Chutkan is hearing the Jan. 6 case against Trump brought by Special Counsel Jack Smith and has decided to partially muzzle Trump with an order that is nonsensical and possibly unconstitutional.
It stipulates that Trump can still criticize the Biden administration and the Department of Justice and the “campaign platforms and policies” of his GOP rivals, including former Vice President Mike Pence. And Trump can continue to say he’s “innocent of the charges against him.”
Chutkan has forbidden Trump from statements targeting the special counsel, Jack Smith, who brought the charges against him, or “any reasonably foreseeable witness or the substance of their testimony.”
There’s no doubt that Trump’s commentary about the case has been lurid, at best. He shouldn’t call Jack Smith “deranged” or a “thug,” but this, alas, is how the former president expresses himself. And he has the right to comment on an inherently political case with massive political implications.
It’s not as though Trump is charged with a random personal offense. The alleged crimes have to do with his conduct after the 2020 election. Everything about the case is a matter of hot political dispute.
It is absurd to try to ban Trump from attacking the special counsel when he is the Justice Department’s instrument for bringing the charges. Besides, such prosecutors are always criticized by their targets. If, for some reason, attacks on Independent Counsel Kenneth Starr had been ruled out of bounds during the Whitewater and Monica Lewinsky investigations, Bill Clinton’s defenders would have been rendered practically mute.
As for the potential witnesses, one of them is Mike Pence, who is running against Trump for president. It is mighty generous of Judge Chutkan to allow Trump to address Pence’s policy plans. The chief political dispute between the two candidates, though, has to do with Jan. 6 and their clashing interpretations of who was right on that day.

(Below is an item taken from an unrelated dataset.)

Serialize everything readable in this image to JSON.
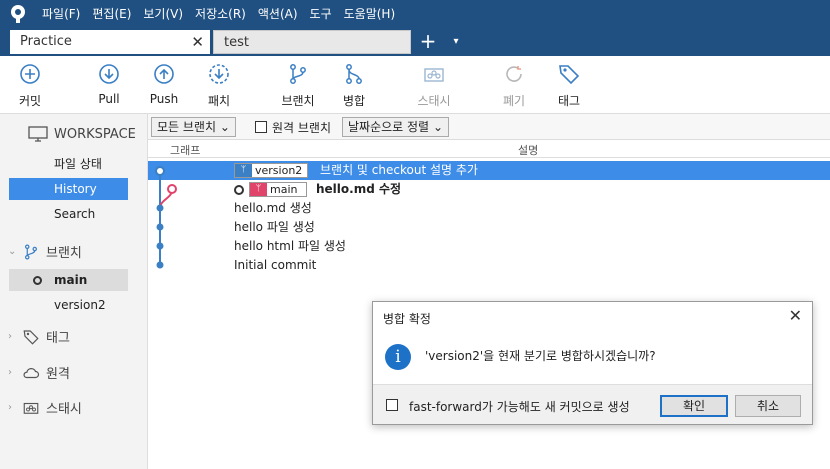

Pence discusses this on the campaign trail, and Trump should be able to offer his rival interpretation. Welcome to life in a free society.
Chutkan wants to shut up Trump about questions that will be absolutely central to the 2024 campaign if he’s the Republican nominee. Joe Biden will run, to a large extent, on Jan. 6, and Trump will run, to a large extent, on the justice system being manipulated against him by the likes of Jack Smith.
Chutkan may think she has no choice. But the decision to charge Trump in this case was discretionary; the decision to schedule the trial in the midst of a presidential election was discretionary; and her unwillingness to see the obvious flaws in her order is discretionary, too.
A federal judge shouldn’t be the one setting the rules of the road for a presidential election.
Rich Lowry is editor in chief of the National Review